INSTRUCTIONS FOR THE TASK
After going through the data, give the number of lines that contain the word "storage" as your sole answer.

RECORDS SHOWN
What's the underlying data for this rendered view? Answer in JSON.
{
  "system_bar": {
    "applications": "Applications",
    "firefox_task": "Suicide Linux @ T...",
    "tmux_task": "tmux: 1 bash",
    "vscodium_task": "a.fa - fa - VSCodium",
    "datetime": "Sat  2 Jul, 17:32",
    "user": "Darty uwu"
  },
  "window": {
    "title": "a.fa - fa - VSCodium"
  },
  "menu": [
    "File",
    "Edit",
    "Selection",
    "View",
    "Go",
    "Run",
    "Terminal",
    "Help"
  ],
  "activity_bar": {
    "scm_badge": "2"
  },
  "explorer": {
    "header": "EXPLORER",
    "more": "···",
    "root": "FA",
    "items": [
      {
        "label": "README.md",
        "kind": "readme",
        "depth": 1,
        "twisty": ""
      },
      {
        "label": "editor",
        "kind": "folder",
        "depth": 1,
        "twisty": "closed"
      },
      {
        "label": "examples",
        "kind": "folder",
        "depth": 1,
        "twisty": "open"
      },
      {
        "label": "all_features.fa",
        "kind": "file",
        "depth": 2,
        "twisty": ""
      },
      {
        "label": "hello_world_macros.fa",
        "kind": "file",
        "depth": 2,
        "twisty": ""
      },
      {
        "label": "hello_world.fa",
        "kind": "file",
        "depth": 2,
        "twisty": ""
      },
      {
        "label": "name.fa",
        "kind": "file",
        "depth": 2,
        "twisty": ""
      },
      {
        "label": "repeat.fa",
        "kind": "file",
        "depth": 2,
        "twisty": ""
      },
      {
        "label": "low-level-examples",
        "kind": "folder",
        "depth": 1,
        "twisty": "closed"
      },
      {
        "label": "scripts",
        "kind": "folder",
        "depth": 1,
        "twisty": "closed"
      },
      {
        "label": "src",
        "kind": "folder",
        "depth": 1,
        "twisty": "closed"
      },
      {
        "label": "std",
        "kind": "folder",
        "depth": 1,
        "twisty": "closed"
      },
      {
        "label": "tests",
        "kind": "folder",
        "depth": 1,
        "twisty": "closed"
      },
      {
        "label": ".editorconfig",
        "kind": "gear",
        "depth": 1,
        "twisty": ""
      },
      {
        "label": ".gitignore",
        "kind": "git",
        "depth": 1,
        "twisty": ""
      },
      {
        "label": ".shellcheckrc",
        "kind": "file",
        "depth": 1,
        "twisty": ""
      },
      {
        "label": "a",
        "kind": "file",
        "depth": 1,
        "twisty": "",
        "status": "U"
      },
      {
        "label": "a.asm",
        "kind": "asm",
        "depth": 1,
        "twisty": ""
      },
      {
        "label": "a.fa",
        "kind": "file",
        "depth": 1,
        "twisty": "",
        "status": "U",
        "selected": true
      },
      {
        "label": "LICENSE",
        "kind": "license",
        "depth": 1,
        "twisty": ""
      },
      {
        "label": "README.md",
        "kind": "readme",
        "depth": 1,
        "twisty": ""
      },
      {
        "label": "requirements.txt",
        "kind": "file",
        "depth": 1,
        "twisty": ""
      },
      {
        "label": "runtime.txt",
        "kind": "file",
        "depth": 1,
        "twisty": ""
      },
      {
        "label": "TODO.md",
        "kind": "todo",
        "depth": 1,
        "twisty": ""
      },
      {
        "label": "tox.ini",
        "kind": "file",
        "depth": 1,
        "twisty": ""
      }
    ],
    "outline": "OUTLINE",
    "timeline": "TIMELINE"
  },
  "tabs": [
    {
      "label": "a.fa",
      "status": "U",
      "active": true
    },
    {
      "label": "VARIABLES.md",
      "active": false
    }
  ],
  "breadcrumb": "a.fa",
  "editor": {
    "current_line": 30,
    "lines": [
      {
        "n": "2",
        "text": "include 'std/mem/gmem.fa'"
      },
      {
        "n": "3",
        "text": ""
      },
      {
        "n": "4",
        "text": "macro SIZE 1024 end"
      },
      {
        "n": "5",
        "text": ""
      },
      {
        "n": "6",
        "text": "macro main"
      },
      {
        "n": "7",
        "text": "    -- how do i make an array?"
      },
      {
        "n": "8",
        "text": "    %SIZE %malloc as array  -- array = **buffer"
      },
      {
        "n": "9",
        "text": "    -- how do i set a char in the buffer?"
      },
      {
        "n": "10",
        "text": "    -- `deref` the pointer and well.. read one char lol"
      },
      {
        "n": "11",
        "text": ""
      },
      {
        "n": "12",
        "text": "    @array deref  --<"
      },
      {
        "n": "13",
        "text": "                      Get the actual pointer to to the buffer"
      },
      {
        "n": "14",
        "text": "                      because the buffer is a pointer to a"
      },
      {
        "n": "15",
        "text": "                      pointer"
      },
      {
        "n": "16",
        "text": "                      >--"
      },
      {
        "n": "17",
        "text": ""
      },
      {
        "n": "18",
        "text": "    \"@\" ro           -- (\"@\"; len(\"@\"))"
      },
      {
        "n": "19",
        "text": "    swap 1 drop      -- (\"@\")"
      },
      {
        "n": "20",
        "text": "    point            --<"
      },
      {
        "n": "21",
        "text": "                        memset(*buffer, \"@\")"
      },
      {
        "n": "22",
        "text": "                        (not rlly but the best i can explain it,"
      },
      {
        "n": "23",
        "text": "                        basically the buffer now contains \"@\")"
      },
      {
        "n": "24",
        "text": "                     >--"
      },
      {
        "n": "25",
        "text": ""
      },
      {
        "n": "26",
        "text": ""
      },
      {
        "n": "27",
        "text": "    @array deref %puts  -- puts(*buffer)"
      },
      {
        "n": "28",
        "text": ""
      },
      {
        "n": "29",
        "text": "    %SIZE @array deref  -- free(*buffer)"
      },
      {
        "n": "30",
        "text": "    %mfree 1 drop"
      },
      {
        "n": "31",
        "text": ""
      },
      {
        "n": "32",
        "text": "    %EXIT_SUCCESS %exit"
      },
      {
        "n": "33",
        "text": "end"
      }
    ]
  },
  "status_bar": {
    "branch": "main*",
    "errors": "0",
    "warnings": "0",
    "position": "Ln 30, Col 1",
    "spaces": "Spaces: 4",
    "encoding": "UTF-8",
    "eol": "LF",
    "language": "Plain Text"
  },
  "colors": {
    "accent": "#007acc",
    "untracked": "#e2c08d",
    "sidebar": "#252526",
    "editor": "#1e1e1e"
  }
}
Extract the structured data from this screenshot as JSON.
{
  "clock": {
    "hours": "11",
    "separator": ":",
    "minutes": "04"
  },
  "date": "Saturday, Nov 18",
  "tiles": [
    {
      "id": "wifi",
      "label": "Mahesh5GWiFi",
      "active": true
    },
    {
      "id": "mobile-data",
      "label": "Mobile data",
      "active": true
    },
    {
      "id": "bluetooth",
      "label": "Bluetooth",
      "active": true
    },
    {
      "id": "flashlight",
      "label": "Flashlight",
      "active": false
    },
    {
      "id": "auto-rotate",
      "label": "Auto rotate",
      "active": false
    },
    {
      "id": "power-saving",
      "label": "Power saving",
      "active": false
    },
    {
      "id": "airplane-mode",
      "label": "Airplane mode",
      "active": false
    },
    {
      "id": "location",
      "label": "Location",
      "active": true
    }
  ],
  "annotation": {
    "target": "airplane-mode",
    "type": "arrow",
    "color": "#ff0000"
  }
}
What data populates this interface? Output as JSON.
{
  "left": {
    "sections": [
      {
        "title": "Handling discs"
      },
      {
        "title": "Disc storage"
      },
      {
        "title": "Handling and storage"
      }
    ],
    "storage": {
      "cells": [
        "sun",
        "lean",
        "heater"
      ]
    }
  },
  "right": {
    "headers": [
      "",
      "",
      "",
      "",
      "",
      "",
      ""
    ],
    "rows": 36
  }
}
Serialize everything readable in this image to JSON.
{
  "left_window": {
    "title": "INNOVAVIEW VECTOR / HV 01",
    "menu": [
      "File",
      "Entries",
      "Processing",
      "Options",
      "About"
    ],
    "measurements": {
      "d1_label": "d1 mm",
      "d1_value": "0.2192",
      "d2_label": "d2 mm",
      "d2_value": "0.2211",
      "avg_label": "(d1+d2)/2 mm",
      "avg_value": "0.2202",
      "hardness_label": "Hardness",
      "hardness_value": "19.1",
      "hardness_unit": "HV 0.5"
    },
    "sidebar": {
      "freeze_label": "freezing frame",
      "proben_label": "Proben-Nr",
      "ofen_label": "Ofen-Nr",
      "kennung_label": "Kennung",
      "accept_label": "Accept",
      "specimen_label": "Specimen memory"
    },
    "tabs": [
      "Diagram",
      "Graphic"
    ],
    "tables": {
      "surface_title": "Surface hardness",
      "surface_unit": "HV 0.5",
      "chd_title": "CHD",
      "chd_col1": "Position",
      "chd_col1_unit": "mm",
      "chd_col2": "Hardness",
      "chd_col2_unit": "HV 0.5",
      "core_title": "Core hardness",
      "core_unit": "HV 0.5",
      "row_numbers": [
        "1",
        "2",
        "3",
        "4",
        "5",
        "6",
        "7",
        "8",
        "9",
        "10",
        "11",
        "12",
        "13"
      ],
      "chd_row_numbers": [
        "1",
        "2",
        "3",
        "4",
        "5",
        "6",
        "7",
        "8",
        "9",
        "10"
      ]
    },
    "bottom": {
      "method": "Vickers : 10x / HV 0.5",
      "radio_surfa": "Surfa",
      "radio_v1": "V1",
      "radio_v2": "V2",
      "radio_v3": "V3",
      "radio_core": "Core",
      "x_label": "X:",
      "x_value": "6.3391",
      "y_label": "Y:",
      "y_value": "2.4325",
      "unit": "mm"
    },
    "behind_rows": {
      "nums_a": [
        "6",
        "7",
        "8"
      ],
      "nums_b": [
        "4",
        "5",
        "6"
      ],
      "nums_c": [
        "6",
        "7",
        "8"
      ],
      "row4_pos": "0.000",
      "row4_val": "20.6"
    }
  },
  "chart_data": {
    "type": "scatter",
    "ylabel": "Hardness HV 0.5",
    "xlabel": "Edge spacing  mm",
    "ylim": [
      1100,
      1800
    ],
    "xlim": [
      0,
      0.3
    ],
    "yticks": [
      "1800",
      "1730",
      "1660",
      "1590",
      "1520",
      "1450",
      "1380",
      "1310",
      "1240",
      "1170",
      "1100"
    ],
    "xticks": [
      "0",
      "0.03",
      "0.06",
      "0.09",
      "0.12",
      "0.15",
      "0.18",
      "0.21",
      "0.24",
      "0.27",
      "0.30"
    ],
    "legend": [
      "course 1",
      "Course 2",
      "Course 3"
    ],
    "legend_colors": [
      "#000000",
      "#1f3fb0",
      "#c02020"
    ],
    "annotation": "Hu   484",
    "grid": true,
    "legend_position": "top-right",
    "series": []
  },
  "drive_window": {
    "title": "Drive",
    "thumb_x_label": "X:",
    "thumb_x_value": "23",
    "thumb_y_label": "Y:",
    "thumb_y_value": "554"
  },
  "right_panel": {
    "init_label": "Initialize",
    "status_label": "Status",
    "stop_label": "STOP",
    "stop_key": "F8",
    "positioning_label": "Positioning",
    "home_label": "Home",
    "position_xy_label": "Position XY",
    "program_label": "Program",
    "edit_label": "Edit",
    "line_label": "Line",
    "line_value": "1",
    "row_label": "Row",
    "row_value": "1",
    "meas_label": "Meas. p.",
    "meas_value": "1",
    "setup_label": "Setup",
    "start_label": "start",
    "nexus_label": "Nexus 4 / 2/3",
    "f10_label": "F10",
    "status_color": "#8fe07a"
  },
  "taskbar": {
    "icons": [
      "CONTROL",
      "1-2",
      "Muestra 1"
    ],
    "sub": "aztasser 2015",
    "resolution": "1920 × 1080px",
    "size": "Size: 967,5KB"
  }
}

RESULT OF THIS TASK
3